[Opening ENTRIES SUPPLIED section]

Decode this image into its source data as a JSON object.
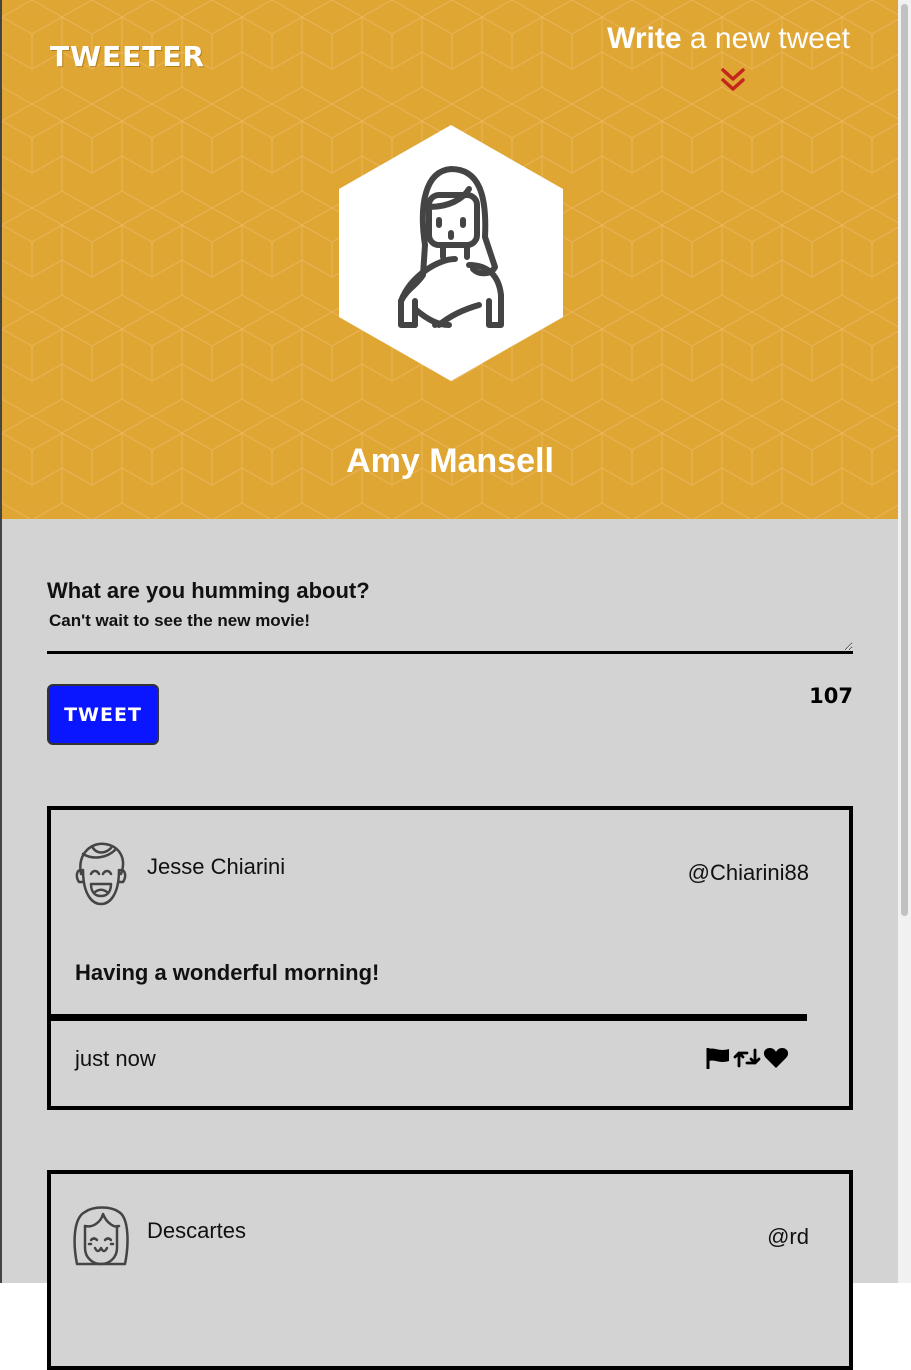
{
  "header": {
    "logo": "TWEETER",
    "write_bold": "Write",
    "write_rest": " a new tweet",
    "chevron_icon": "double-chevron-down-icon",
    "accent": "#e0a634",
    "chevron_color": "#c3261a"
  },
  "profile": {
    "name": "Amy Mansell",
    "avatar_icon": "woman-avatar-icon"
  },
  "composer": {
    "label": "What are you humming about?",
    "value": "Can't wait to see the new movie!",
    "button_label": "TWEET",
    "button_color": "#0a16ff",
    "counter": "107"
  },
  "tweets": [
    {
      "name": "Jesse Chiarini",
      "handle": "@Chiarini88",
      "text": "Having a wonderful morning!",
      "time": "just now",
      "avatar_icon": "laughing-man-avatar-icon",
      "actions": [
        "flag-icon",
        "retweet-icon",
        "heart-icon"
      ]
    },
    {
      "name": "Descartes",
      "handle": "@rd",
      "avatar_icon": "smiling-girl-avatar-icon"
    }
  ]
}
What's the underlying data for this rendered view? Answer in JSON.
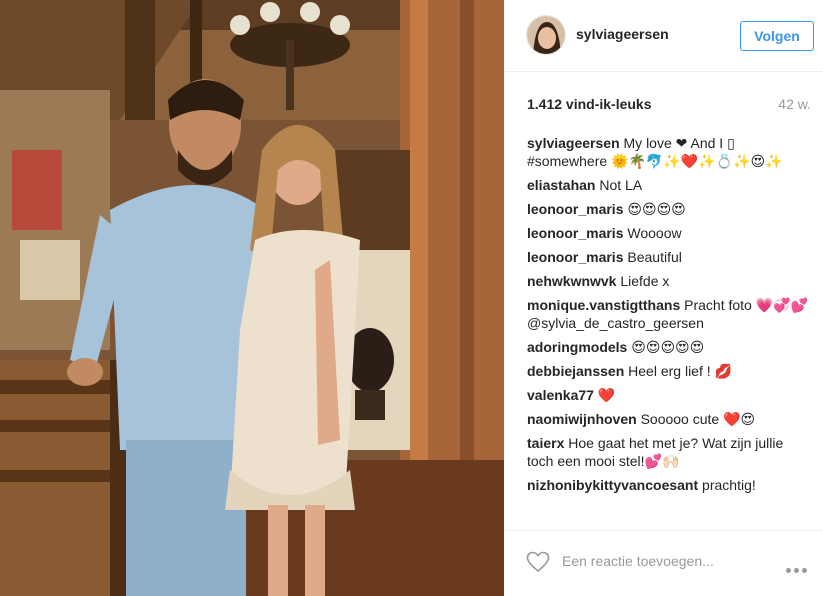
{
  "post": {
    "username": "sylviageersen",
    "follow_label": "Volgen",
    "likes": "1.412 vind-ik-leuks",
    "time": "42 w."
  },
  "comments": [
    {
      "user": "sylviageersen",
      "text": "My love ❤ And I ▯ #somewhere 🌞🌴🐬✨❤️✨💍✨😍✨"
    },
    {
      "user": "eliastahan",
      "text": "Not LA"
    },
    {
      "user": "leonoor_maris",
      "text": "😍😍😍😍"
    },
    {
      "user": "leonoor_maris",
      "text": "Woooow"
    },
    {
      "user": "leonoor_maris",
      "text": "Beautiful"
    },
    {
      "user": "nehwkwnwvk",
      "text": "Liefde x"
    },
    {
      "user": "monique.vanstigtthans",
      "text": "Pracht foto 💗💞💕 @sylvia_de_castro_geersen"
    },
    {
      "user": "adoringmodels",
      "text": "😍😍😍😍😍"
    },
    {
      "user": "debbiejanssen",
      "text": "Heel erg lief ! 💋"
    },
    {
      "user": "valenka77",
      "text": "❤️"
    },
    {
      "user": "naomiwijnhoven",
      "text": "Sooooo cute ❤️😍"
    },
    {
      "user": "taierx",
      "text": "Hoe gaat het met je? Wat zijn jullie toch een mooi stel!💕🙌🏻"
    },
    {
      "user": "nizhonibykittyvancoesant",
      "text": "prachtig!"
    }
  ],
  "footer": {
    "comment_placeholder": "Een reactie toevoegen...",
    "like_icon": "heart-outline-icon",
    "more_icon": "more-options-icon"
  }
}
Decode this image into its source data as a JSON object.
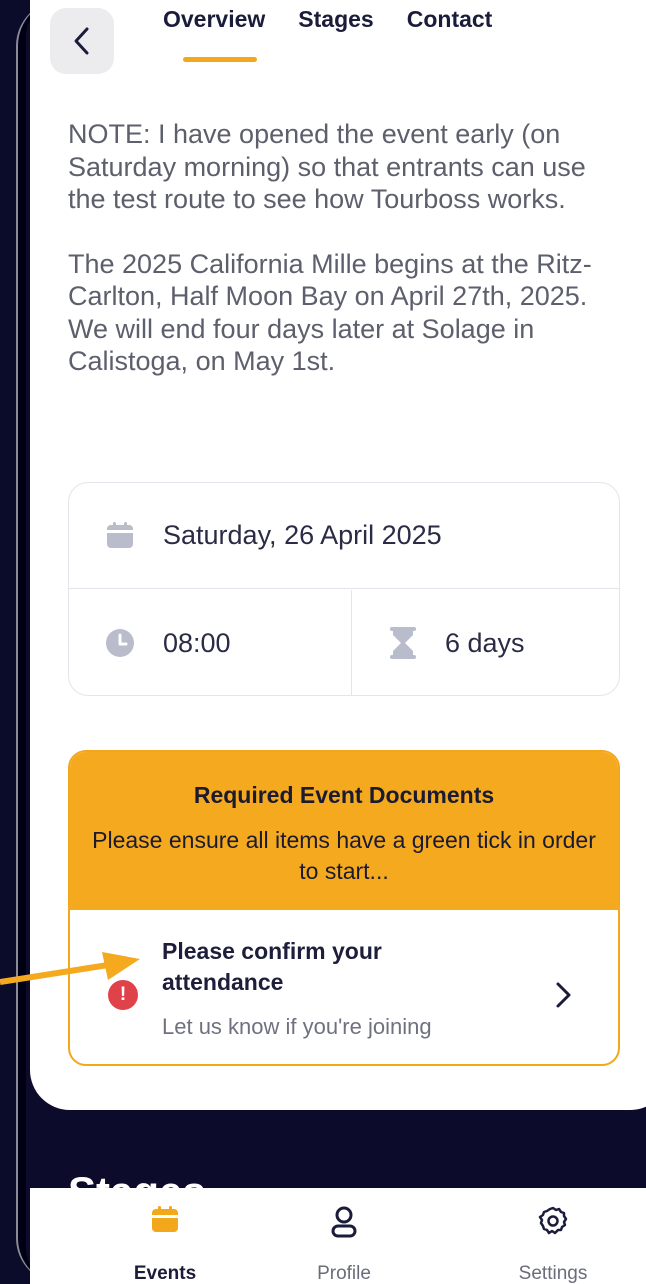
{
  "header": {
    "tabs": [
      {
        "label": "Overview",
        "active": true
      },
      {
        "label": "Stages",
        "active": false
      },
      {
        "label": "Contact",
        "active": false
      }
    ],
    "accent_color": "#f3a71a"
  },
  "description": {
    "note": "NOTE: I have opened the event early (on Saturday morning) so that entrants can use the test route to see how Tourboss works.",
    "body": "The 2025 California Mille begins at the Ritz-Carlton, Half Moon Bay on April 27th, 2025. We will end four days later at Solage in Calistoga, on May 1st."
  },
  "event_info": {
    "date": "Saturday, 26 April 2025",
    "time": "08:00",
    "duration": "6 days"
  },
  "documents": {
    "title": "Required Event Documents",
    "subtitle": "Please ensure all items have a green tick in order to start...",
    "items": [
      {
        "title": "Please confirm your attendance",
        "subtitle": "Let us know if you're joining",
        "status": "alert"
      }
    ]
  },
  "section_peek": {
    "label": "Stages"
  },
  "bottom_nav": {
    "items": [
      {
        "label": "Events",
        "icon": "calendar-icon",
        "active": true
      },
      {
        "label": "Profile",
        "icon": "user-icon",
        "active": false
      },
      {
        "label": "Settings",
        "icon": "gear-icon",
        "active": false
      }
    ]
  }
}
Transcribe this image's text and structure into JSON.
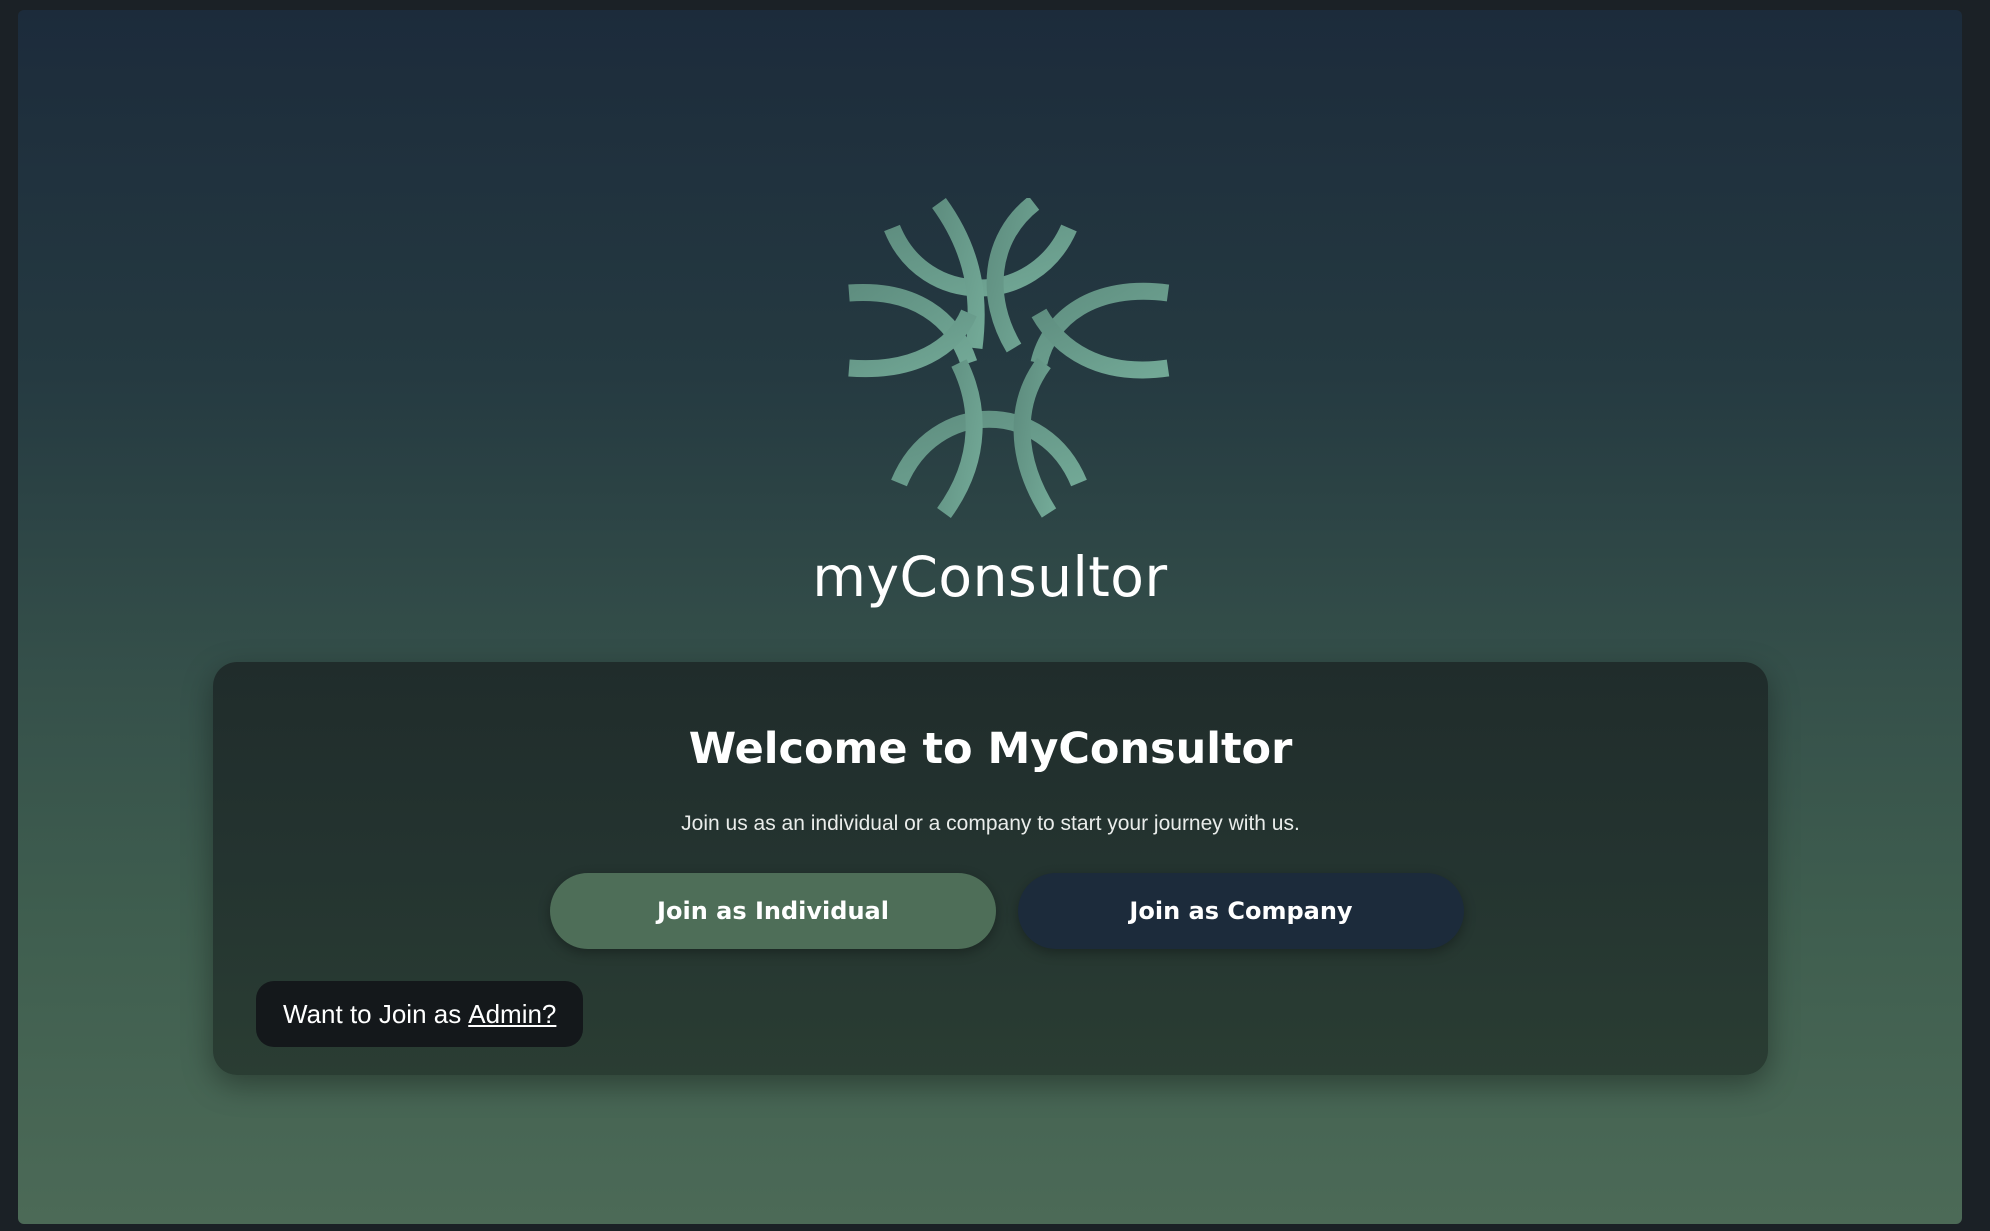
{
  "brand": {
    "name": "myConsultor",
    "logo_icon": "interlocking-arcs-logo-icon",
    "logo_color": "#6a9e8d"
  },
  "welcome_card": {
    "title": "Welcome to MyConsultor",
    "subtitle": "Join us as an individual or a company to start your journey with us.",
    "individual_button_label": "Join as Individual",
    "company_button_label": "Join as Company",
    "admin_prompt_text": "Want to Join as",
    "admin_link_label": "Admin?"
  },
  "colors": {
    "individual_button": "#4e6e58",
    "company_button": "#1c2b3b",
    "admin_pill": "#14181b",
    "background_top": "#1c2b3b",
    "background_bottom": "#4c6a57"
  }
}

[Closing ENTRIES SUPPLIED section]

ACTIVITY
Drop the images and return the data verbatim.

ANSWER SECTION
Decode this image into its source data as a JSON object.
{
  "header": {
    "logo": "TWEETER",
    "write_bold": "Write",
    "write_rest": " a new tweet",
    "chevron_icon": "double-chevron-down-icon",
    "accent": "#e0a634",
    "chevron_color": "#c3261a"
  },
  "profile": {
    "name": "Amy Mansell",
    "avatar_icon": "woman-avatar-icon"
  },
  "composer": {
    "label": "What are you humming about?",
    "value": "Can't wait to see the new movie!",
    "button_label": "TWEET",
    "button_color": "#0a16ff",
    "counter": "107"
  },
  "tweets": [
    {
      "name": "Jesse Chiarini",
      "handle": "@Chiarini88",
      "text": "Having a wonderful morning!",
      "time": "just now",
      "avatar_icon": "laughing-man-avatar-icon",
      "actions": [
        "flag-icon",
        "retweet-icon",
        "heart-icon"
      ]
    },
    {
      "name": "Descartes",
      "handle": "@rd",
      "avatar_icon": "smiling-girl-avatar-icon"
    }
  ]
}
What's the underlying data for this rendered view? Answer in JSON.
{
  "post": {
    "username": "sylviageersen",
    "follow_label": "Volgen",
    "likes": "1.412 vind-ik-leuks",
    "time": "42 w."
  },
  "comments": [
    {
      "user": "sylviageersen",
      "text": "My love ❤ And I ▯ #somewhere 🌞🌴🐬✨❤️✨💍✨😍✨"
    },
    {
      "user": "eliastahan",
      "text": "Not LA"
    },
    {
      "user": "leonoor_maris",
      "text": "😍😍😍😍"
    },
    {
      "user": "leonoor_maris",
      "text": "Woooow"
    },
    {
      "user": "leonoor_maris",
      "text": "Beautiful"
    },
    {
      "user": "nehwkwnwvk",
      "text": "Liefde x"
    },
    {
      "user": "monique.vanstigtthans",
      "text": "Pracht foto 💗💞💕 @sylvia_de_castro_geersen"
    },
    {
      "user": "adoringmodels",
      "text": "😍😍😍😍😍"
    },
    {
      "user": "debbiejanssen",
      "text": "Heel erg lief ! 💋"
    },
    {
      "user": "valenka77",
      "text": "❤️"
    },
    {
      "user": "naomiwijnhoven",
      "text": "Sooooo cute ❤️😍"
    },
    {
      "user": "taierx",
      "text": "Hoe gaat het met je? Wat zijn jullie toch een mooi stel!💕🙌🏻"
    },
    {
      "user": "nizhonibykittyvancoesant",
      "text": "prachtig!"
    }
  ],
  "footer": {
    "comment_placeholder": "Een reactie toevoegen...",
    "like_icon": "heart-outline-icon",
    "more_icon": "more-options-icon"
  }
}
Decode this image into its source data as a JSON object.
{
  "header": {
    "tabs": [
      {
        "label": "Overview",
        "active": true
      },
      {
        "label": "Stages",
        "active": false
      },
      {
        "label": "Contact",
        "active": false
      }
    ],
    "accent_color": "#f3a71a"
  },
  "description": {
    "note": "NOTE: I have opened the event early (on Saturday morning) so that entrants can use the test route to see how Tourboss works.",
    "body": "The 2025 California Mille begins at the Ritz-Carlton, Half Moon Bay on April 27th, 2025. We will end four days later at Solage in Calistoga, on May 1st."
  },
  "event_info": {
    "date": "Saturday, 26 April 2025",
    "time": "08:00",
    "duration": "6 days"
  },
  "documents": {
    "title": "Required Event Documents",
    "subtitle": "Please ensure all items have a green tick in order to start...",
    "items": [
      {
        "title": "Please confirm your attendance",
        "subtitle": "Let us know if you're joining",
        "status": "alert"
      }
    ]
  },
  "section_peek": {
    "label": "Stages"
  },
  "bottom_nav": {
    "items": [
      {
        "label": "Events",
        "icon": "calendar-icon",
        "active": true
      },
      {
        "label": "Profile",
        "icon": "user-icon",
        "active": false
      },
      {
        "label": "Settings",
        "icon": "gear-icon",
        "active": false
      }
    ]
  }
}
Transcribe this image's text and structure into JSON.
{
  "brand": {
    "name": "myConsultor",
    "logo_icon": "interlocking-arcs-logo-icon",
    "logo_color": "#6a9e8d"
  },
  "welcome_card": {
    "title": "Welcome to MyConsultor",
    "subtitle": "Join us as an individual or a company to start your journey with us.",
    "individual_button_label": "Join as Individual",
    "company_button_label": "Join as Company",
    "admin_prompt_text": "Want to Join as",
    "admin_link_label": "Admin?"
  },
  "colors": {
    "individual_button": "#4e6e58",
    "company_button": "#1c2b3b",
    "admin_pill": "#14181b",
    "background_top": "#1c2b3b",
    "background_bottom": "#4c6a57"
  }
}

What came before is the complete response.